● Task details
The expected output is the full data, repeated exactly, without pictures.

● Source records
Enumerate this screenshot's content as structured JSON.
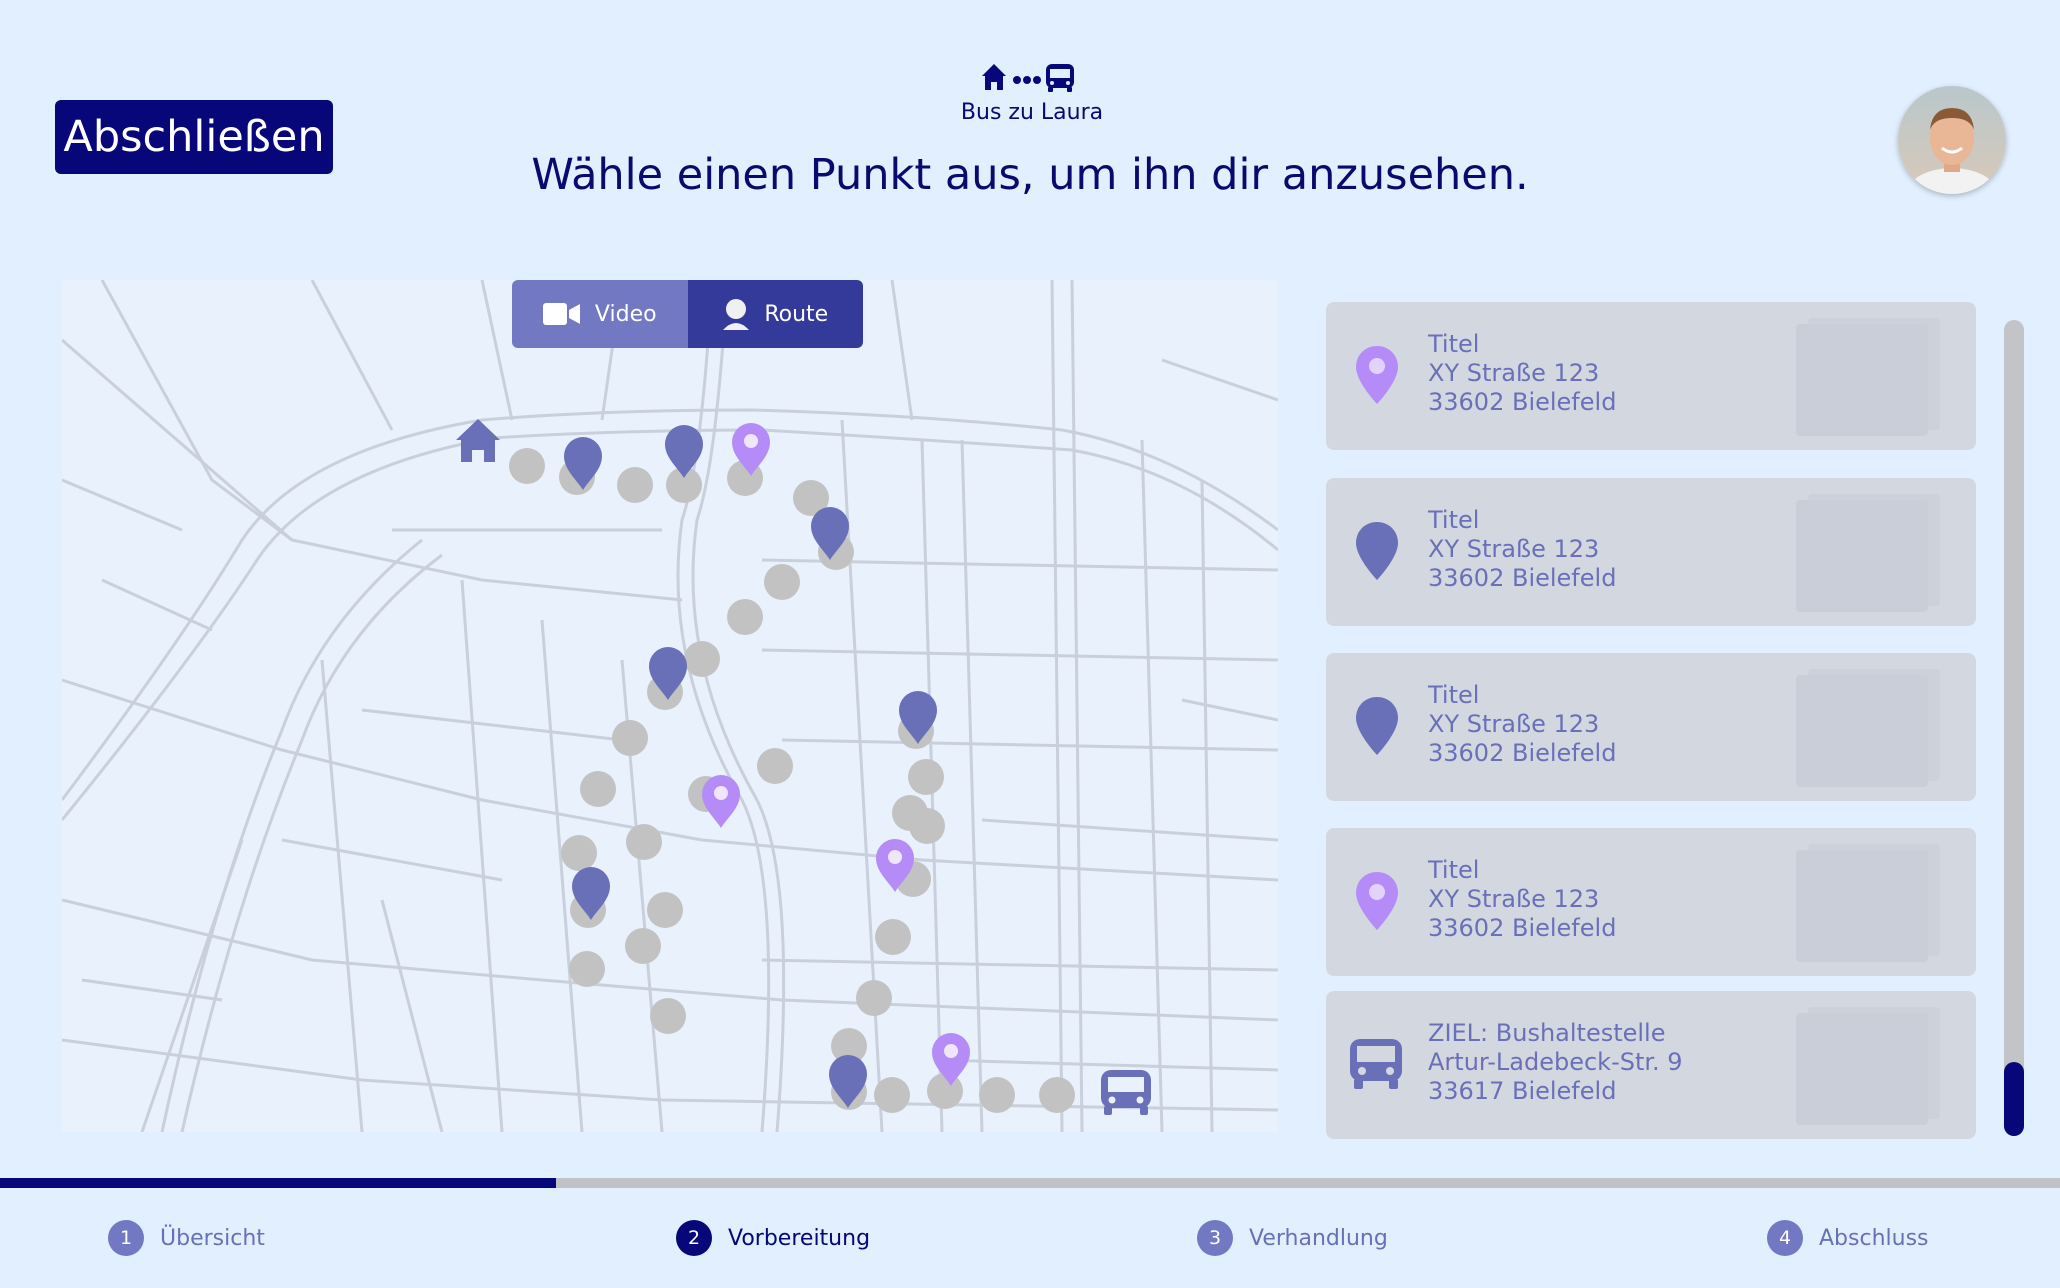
{
  "finish_button": {
    "label": "Abschließen"
  },
  "header": {
    "icons": [
      "home-icon",
      "dots-icon",
      "bus-icon"
    ],
    "subtitle": "Bus zu Laura",
    "headline": "Wähle einen Punkt aus, um ihn dir anzusehen."
  },
  "view_toggle": {
    "options": [
      {
        "label": "Video",
        "icon": "video-camera-icon",
        "selected": false
      },
      {
        "label": "Route",
        "icon": "person-icon",
        "selected": true
      }
    ]
  },
  "points": [
    {
      "title": "Titel",
      "street": "XY Straße 123",
      "city": "33602 Bielefeld",
      "icon": "map-pin-light-icon"
    },
    {
      "title": "Titel",
      "street": "XY Straße 123",
      "city": "33602 Bielefeld",
      "icon": "map-pin-dark-icon"
    },
    {
      "title": "Titel",
      "street": "XY Straße 123",
      "city": "33602 Bielefeld",
      "icon": "map-pin-dark-icon"
    },
    {
      "title": "Titel",
      "street": "XY Straße 123",
      "city": "33602 Bielefeld",
      "icon": "map-pin-light-icon"
    },
    {
      "title": "ZIEL: Bushaltestelle",
      "street": "Artur-Ladebeck-Str. 9",
      "city": "33617 Bielefeld",
      "icon": "bus-icon"
    }
  ],
  "progress": {
    "fraction": 0.27
  },
  "steps": [
    {
      "number": "1",
      "label": "Übersicht",
      "active": false
    },
    {
      "number": "2",
      "label": "Vorbereitung",
      "active": true
    },
    {
      "number": "3",
      "label": "Verhandlung",
      "active": false
    },
    {
      "number": "4",
      "label": "Abschluss",
      "active": false
    }
  ],
  "colors": {
    "background": "#e2efff",
    "primary": "#07077a",
    "pin_dark": "#6a70b8",
    "pin_light": "#b58cf7",
    "route_dot": "#c2c2c2",
    "card": "#d3d8e0"
  }
}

● Response below
Enumerate this screenshot's content as structured JSON.
{
  "finish_button": {
    "label": "Abschließen"
  },
  "header": {
    "icons": [
      "home-icon",
      "dots-icon",
      "bus-icon"
    ],
    "subtitle": "Bus zu Laura",
    "headline": "Wähle einen Punkt aus, um ihn dir anzusehen."
  },
  "view_toggle": {
    "options": [
      {
        "label": "Video",
        "icon": "video-camera-icon",
        "selected": false
      },
      {
        "label": "Route",
        "icon": "person-icon",
        "selected": true
      }
    ]
  },
  "points": [
    {
      "title": "Titel",
      "street": "XY Straße 123",
      "city": "33602 Bielefeld",
      "icon": "map-pin-light-icon"
    },
    {
      "title": "Titel",
      "street": "XY Straße 123",
      "city": "33602 Bielefeld",
      "icon": "map-pin-dark-icon"
    },
    {
      "title": "Titel",
      "street": "XY Straße 123",
      "city": "33602 Bielefeld",
      "icon": "map-pin-dark-icon"
    },
    {
      "title": "Titel",
      "street": "XY Straße 123",
      "city": "33602 Bielefeld",
      "icon": "map-pin-light-icon"
    },
    {
      "title": "ZIEL: Bushaltestelle",
      "street": "Artur-Ladebeck-Str. 9",
      "city": "33617 Bielefeld",
      "icon": "bus-icon"
    }
  ],
  "progress": {
    "fraction": 0.27
  },
  "steps": [
    {
      "number": "1",
      "label": "Übersicht",
      "active": false
    },
    {
      "number": "2",
      "label": "Vorbereitung",
      "active": true
    },
    {
      "number": "3",
      "label": "Verhandlung",
      "active": false
    },
    {
      "number": "4",
      "label": "Abschluss",
      "active": false
    }
  ],
  "colors": {
    "background": "#e2efff",
    "primary": "#07077a",
    "pin_dark": "#6a70b8",
    "pin_light": "#b58cf7",
    "route_dot": "#c2c2c2",
    "card": "#d3d8e0"
  }
}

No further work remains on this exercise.